I think the continuing storyline is fascinating...you bring them to life...and public transit always seems so lifeless--sort of disembodied, everyone going on doing their thing as if they are alone.

John said...

Thanks, Lori. One of my motivations for maintaining this blog is to practice watching and then writing. After years of just editing, it takes work to get back to writing.

Pantograph Trolleypole said...

Hey John, it's actually something (as you know) that happens everywhere. Over at N Judah Chronicles, Greg is writing about the same stuff in San Francisco. I'm interested to see if there could be a creepy rider campaign to stop this from happening. Maybe you all should make stickers that have the words creepy bus rider with a red circle and slash.

John said...

Ah, a creepy rider campaign!
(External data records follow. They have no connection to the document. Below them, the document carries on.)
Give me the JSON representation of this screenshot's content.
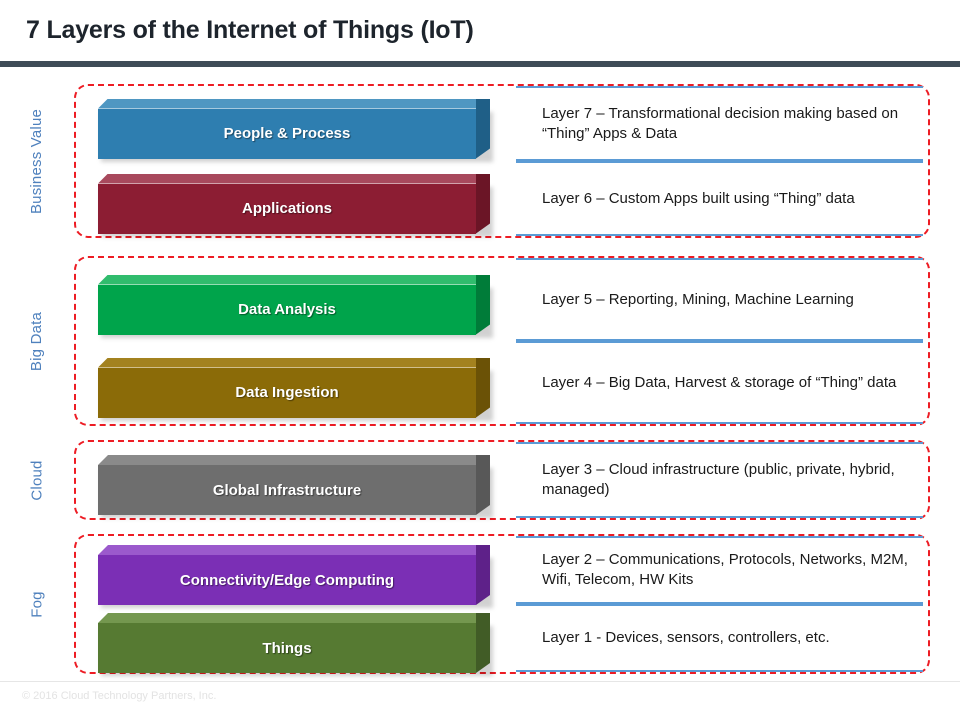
{
  "slide": {
    "title": "7 Layers of the Internet of Things (IoT)",
    "footer": "© 2016 Cloud Technology Partners, Inc.",
    "accent_rule_color": "#3e4c57",
    "group_border_color": "#ed1c24",
    "desc_rule_color": "#5b9bd5",
    "side_label_color": "#4f81bd"
  },
  "groups": [
    {
      "label": "Business Value",
      "layers": [
        {
          "name": "People & Process",
          "color": "#2E7EB0",
          "top_color": "#4F97C2",
          "side_color": "#1F5F87",
          "description": "Layer 7 – Transformational decision making based on “Thing” Apps & Data"
        },
        {
          "name": "Applications",
          "color": "#8C1D33",
          "top_color": "#A8495D",
          "side_color": "#6B1526",
          "description": "Layer 6 – Custom Apps built using “Thing” data"
        }
      ]
    },
    {
      "label": "Big Data",
      "layers": [
        {
          "name": "Data Analysis",
          "color": "#00A44B",
          "top_color": "#30BC6D",
          "side_color": "#007C39",
          "description": "Layer 5 – Reporting, Mining, Machine Learning"
        },
        {
          "name": "Data Ingestion",
          "color": "#8B6B08",
          "top_color": "#A3821F",
          "side_color": "#6B5206",
          "description": "Layer 4 – Big Data, Harvest & storage of “Thing” data"
        }
      ]
    },
    {
      "label": "Cloud",
      "layers": [
        {
          "name": "Global Infrastructure",
          "color": "#6E6E6E",
          "top_color": "#8A8A8A",
          "side_color": "#585858",
          "description": "Layer 3 – Cloud infrastructure (public, private, hybrid, managed)"
        }
      ]
    },
    {
      "label": "Fog",
      "layers": [
        {
          "name": "Connectivity/Edge Computing",
          "color": "#7B2FB5",
          "top_color": "#9B59CC",
          "side_color": "#5E2189",
          "description": "Layer 2 – Communications, Protocols, Networks, M2M, Wifi, Telecom, HW Kits"
        },
        {
          "name": "Things",
          "color": "#567A32",
          "top_color": "#74974F",
          "side_color": "#415C26",
          "description": "Layer 1 - Devices, sensors, controllers, etc."
        }
      ]
    }
  ],
  "chart_data": {
    "type": "table",
    "title": "7 Layers of the Internet of Things (IoT)",
    "categories": [
      "Business Value",
      "Big Data",
      "Cloud",
      "Fog"
    ],
    "series": [
      {
        "name": "Layers",
        "values": [
          {
            "layer": 7,
            "name": "People & Process",
            "group": "Business Value",
            "description": "Transformational decision making based on “Thing” Apps & Data"
          },
          {
            "layer": 6,
            "name": "Applications",
            "group": "Business Value",
            "description": "Custom Apps built using “Thing” data"
          },
          {
            "layer": 5,
            "name": "Data Analysis",
            "group": "Big Data",
            "description": "Reporting, Mining, Machine Learning"
          },
          {
            "layer": 4,
            "name": "Data Ingestion",
            "group": "Big Data",
            "description": "Big Data, Harvest & storage of “Thing” data"
          },
          {
            "layer": 3,
            "name": "Global Infrastructure",
            "group": "Cloud",
            "description": "Cloud infrastructure (public, private, hybrid, managed)"
          },
          {
            "layer": 2,
            "name": "Connectivity/Edge Computing",
            "group": "Fog",
            "description": "Communications, Protocols, Networks, M2M, Wifi, Telecom, HW Kits"
          },
          {
            "layer": 1,
            "name": "Things",
            "group": "Fog",
            "description": "Devices, sensors, controllers, etc."
          }
        ]
      }
    ]
  }
}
Now there's an unending opportunity to do something that will have absolutely no effect! Sort of like promoting transit in a town ringed with suburban sprawl and served by an overpriced and inadequate bus and trolley service.

No, I think it would be much more fun to have a creepy rider day when all of the creepy riders get to ride free.

Or, better yet, a contest to pick the creepiest rider. Everyone could nominate their favorite, and the winner could be given a free monthly transit pass -- good everywhere EXCEPT on the line they regularly ride.

Pantograph Trolleypole said...

I like the second one.

John said...

Perhaps I should set up a separate web site where people could nominate their favorite creepy riders.

Nominations would have to be in the form of essays explaining just how creepy the rider is. (Can't use photos or names in order to avoid any real-world consequences for our misbehavior.)

Web site visitors would have an opportunity to vote for their favorite. Depending on the interest, this could be a monthly contest.

Of course raising money for the prize is problematic, but we could start with just picking the creepiest riders and then figure out how to reward them.

Jon Q. RT Driver said...

What about a website for their favorite rude/nice Driver?

Tee Hee.....

Maybe that would be my department?

John said...

Perhaps we could have a creepy driver section, but then we'd have to have creepy 321-BUSS operator and creepy RT administrator and creepy RT board member. There's be no creepy end in site.

Probably better to limit this to creepy passengers.